Some pictures from the southern end of Eleuthera:
Yesterday we left the beautiful pink sand beaches at East Point and we sailed around the southern end of Eleuthera, and north along its western facing coast. A large shallow bank extends from here all the way to Nassau 65 miles to the east. As usual, it was a delightful sail.
Since we were expecting some changeable weather, my initial choice was to head to Governors Harbor, one of the few places on this shore with good protection from most directions. The cruising guide warned me off that, however suggesting that the anchor holding in the harbor was very poor. So we grabbed something a bit more exposed, but with deep sand for good holding, and we tucked as far back behind some small islands as we could.
Most of last night it stormed. Strong winds, lots of lightening, and torrential rains. Loud, and dramatic, but nothing scary. By morning the weather had moderated, and we were down to some isolated showers. We expected a breezy day, so our plans were basically to relax on the boat and wait to explore ashore tomorrow.
A bit after noon Karen was sitting topside and noticed the line of dark clouds approaching. The VERY dark clouds. Not much later, we could see the approaching wall of rain and sea spray rapidly charging across the bay. In less than a minute, it went from nearly calm to winds as strong as we have ever seen from the boat. Neither of us had time to look at the wind speed gauge, but certainly over 45 knots. With the first ferocious gusts, the boat slide about 50 feet back on the anchor, before it dug down deeper and we stopped.

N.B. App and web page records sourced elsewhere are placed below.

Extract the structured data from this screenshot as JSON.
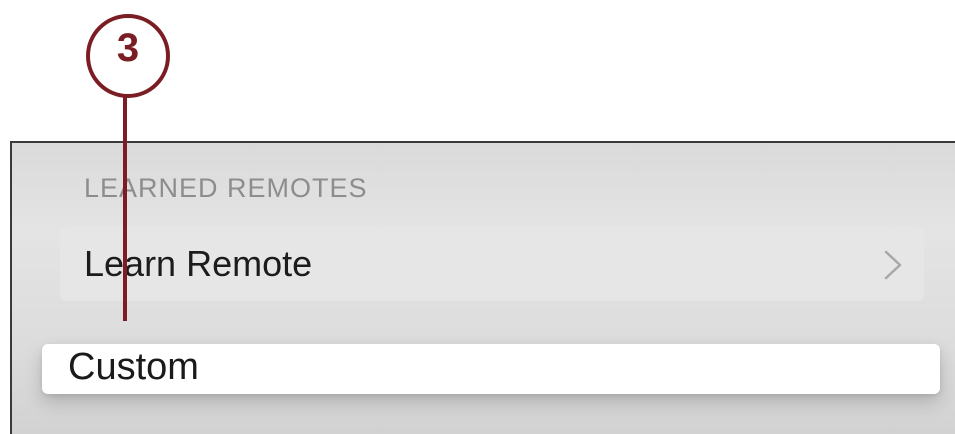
{
  "callout": {
    "number": "3",
    "color": "#7a1e24"
  },
  "settings": {
    "section_header": "LEARNED REMOTES",
    "rows": [
      {
        "label": "Learn Remote",
        "icon": "chevron-right-icon"
      },
      {
        "label": "Custom",
        "selected": true
      }
    ]
  },
  "colors": {
    "background": "#dcdcdc",
    "selected_row": "#ffffff",
    "header_text": "#8d8d8d"
  }
}
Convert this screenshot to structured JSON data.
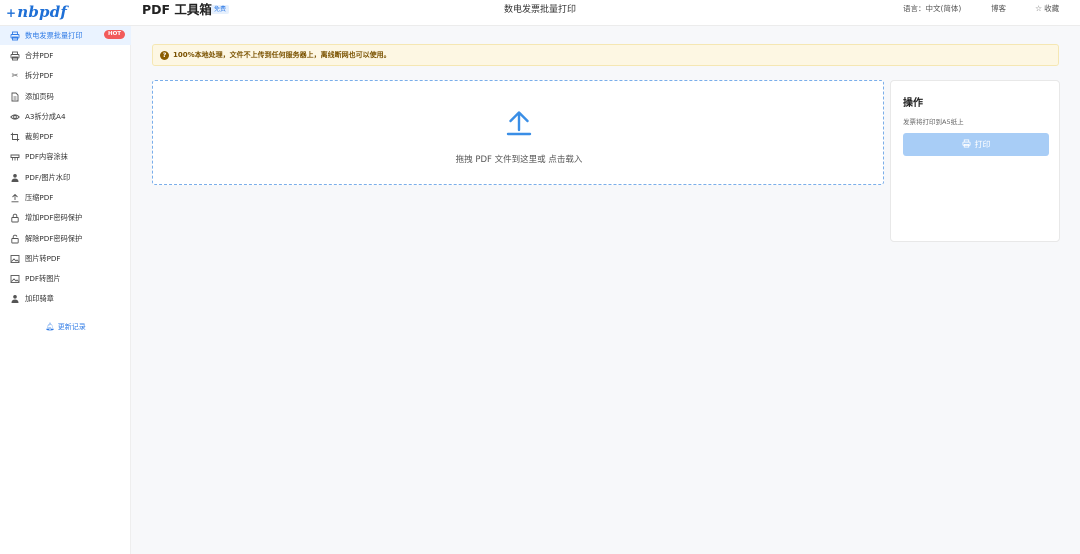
{
  "header": {
    "logo_text": "nbpdf",
    "app_title": "PDF 工具箱",
    "free_badge": "免费",
    "page_title": "数电发票批量打印",
    "language": "语言：中文(简体)",
    "blog": "博客",
    "favorite": "收藏"
  },
  "sidebar": {
    "items": [
      {
        "label": "数电发票批量打印",
        "icon": "printer-icon",
        "active": true,
        "badge": "HOT"
      },
      {
        "label": "合并PDF",
        "icon": "printer-icon"
      },
      {
        "label": "拆分PDF",
        "icon": "scissors-icon"
      },
      {
        "label": "添加页码",
        "icon": "document-icon"
      },
      {
        "label": "A3拆分成A4",
        "icon": "eye-icon"
      },
      {
        "label": "裁剪PDF",
        "icon": "crop-icon"
      },
      {
        "label": "PDF内容涂抹",
        "icon": "eraser-icon"
      },
      {
        "label": "PDF/图片水印",
        "icon": "stamp-icon"
      },
      {
        "label": "压缩PDF",
        "icon": "upload-icon"
      },
      {
        "label": "增加PDF密码保护",
        "icon": "lock-icon"
      },
      {
        "label": "解除PDF密码保护",
        "icon": "unlock-icon"
      },
      {
        "label": "图片转PDF",
        "icon": "image-icon"
      },
      {
        "label": "PDF转图片",
        "icon": "image-icon"
      },
      {
        "label": "加印骑章",
        "icon": "stamp-icon"
      }
    ],
    "changelog": "更新记录"
  },
  "notice": {
    "text": "100%本地处理，文件不上传到任何服务器上，离线断网也可以使用。"
  },
  "dropzone": {
    "text": "拖拽 PDF 文件到这里或 点击载入"
  },
  "panel": {
    "title": "操作",
    "description": "发票将打印到A5纸上",
    "print_button": "打印"
  },
  "colors": {
    "accent": "#2f7be6",
    "hot": "#f25b5b",
    "notice_bg": "#fdf7e3",
    "button_disabled": "#a8cdf6"
  }
}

We quickly ran into our anchor drag drill, but it turned out to not be needed.
Like many weather system of this sort, this one blew itself out pretty quickly, and left the outside of the boat well rinsed and the remainder of the day was beautiful.